Paul Stone said: “GovHack is extremely helpful to us in both aspects. We gain a host of ideas on how the data can be used which are invaluable to us in helping government understand the whole point of releasing open data. We also discover through GovHack stories where innovative ideas are thwarted by poor access to or quality of the data. This is why we have done what we can to support GovHack New Zealand over the last three years”.

Diversity’s a key concept in GovHack. This year, we piloted a number of training and diversity-related leadin events. On this note, Paul acommented that:“Diversity is one of the highlights of GovHack, and this year by getting out of Wellington and joining GovHack in Hawke’s Bay, I experienced diversity in GovHack setting. Despite the small crowd, the spirit of GovHack was the same. Strangers coming together, giving up their weekend to work hard for some public good. Everyone discovers something new, learns off others and come away both surprised and proud of what they have managed to accomplish under pressure. Open government data is just the play-dough used to bring about community and interaction between citizens, business and government in a fun way.”

There’s now an exciting level of government agency involvement and support for GovHack. This year, Her Excellency The Right Honourable Dame Patsy Reddy, Governor-General of New Zealand, spoke at the closing ceremony for GovHack Wellington.  Dame Patsy offered her support and encouragement to participants, noting the importance of cross community collaboration and civic engagement when searching for fresh solutions to societal problems and the importance of civic technology and diversity. 

Hackathons and prototyping have been around for a while now, but they remain very important. We can learn great lessons from what people are doing and have done here and internationally; we don’t want to reinvent wheels, and we certainly aren’t interested in the “not invented here” fallacy.

Civic technology and events like GovHack are still relatively new in New Zealand, and there’s still a lot to be done in opening up more government (and private!) datasets, getting more people from more diverse backgrounds involved, and helping to train everyone in the skills they need.

We’re far from discouraged – it’s an exciting time! We see a brighter future where communities can come together, be empowered to tackle the challenges they see around them and, over time, use technology for social good, economic improvement and political empowerment.

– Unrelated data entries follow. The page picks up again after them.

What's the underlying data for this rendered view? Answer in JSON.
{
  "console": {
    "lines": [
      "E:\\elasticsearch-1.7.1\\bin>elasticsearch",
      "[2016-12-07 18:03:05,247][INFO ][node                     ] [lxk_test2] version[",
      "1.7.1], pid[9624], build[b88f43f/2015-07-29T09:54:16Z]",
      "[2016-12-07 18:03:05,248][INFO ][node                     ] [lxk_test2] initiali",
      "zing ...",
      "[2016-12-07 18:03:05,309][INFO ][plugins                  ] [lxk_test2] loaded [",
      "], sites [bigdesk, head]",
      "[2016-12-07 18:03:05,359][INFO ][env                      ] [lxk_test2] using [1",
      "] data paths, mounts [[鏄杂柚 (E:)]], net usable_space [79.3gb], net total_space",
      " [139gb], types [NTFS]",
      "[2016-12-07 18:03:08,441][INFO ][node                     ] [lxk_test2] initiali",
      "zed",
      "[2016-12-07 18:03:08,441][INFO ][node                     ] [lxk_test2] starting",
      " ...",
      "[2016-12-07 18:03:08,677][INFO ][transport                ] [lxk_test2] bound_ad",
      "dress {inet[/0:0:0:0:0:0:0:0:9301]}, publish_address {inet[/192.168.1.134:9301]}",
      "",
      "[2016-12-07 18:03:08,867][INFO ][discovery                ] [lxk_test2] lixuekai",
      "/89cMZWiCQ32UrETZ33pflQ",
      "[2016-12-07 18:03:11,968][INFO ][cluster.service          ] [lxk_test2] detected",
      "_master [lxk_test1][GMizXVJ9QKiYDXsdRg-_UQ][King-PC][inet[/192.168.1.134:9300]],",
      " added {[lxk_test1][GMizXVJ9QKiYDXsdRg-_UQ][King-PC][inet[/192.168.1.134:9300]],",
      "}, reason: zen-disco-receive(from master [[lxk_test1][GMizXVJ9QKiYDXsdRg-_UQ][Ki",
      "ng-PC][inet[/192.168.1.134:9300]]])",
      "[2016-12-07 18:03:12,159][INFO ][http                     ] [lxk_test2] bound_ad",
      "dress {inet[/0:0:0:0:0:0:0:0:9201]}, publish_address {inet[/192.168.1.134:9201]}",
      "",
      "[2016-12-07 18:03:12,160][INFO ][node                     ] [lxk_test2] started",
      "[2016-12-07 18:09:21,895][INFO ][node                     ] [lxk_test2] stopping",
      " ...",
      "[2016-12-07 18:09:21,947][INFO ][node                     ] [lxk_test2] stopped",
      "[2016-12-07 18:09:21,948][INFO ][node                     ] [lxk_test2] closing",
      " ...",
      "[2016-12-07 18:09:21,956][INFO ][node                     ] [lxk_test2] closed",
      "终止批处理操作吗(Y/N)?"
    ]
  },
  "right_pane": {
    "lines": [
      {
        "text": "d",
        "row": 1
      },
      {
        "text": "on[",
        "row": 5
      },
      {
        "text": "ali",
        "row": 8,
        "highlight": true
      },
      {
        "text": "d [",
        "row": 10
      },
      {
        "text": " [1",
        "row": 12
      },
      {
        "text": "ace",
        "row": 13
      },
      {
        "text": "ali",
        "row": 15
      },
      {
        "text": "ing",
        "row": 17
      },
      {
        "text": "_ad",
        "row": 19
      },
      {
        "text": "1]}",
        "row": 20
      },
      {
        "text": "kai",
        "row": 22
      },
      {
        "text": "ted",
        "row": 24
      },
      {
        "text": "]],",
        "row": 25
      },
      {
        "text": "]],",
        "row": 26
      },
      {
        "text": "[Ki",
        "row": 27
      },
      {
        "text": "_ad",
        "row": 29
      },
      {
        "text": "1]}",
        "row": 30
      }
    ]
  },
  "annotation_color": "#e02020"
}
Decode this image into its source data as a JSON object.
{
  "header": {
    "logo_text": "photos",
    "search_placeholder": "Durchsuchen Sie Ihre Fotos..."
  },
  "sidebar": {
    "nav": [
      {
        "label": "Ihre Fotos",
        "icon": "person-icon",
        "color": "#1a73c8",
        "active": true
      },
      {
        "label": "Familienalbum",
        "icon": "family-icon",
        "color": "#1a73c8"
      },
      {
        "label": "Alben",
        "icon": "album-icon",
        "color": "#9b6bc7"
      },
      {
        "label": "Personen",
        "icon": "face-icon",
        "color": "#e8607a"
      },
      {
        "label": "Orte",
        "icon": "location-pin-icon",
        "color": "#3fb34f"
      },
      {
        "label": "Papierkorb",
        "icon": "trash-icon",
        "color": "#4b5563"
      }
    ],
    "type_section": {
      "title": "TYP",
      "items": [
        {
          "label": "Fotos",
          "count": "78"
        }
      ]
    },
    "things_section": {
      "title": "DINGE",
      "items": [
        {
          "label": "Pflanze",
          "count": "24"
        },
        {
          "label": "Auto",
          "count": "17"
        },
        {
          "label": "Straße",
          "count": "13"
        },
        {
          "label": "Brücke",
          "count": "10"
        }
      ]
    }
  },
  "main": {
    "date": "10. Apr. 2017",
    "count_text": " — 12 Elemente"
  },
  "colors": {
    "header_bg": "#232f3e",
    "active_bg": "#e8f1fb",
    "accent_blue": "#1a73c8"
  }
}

We invite you to join us.

All the projects from New Zealand and Australian events are released under open source, and can be found at 2017.hackerspace.govhack.org/projects.

Justine Pepperell is a learning and development professional. She enjoys collaborating with technical and creative people at events like GovHack to solve pesky civic problems, and ran GovHack’s social media this year. You can find her on LinkedIn at linkedin.com/in/justinepepperell/, or on Twitter at @justinepepp .

Aimee Whitcroft is half of consultancy GovWorks NZ, and was national co-lead with her GovWorks NZ co-founder Nick Williamson in 2017. You can find her on LinkedIn at linkedin.com/in/awhitcroft, or on Twitter at @teh_aimee.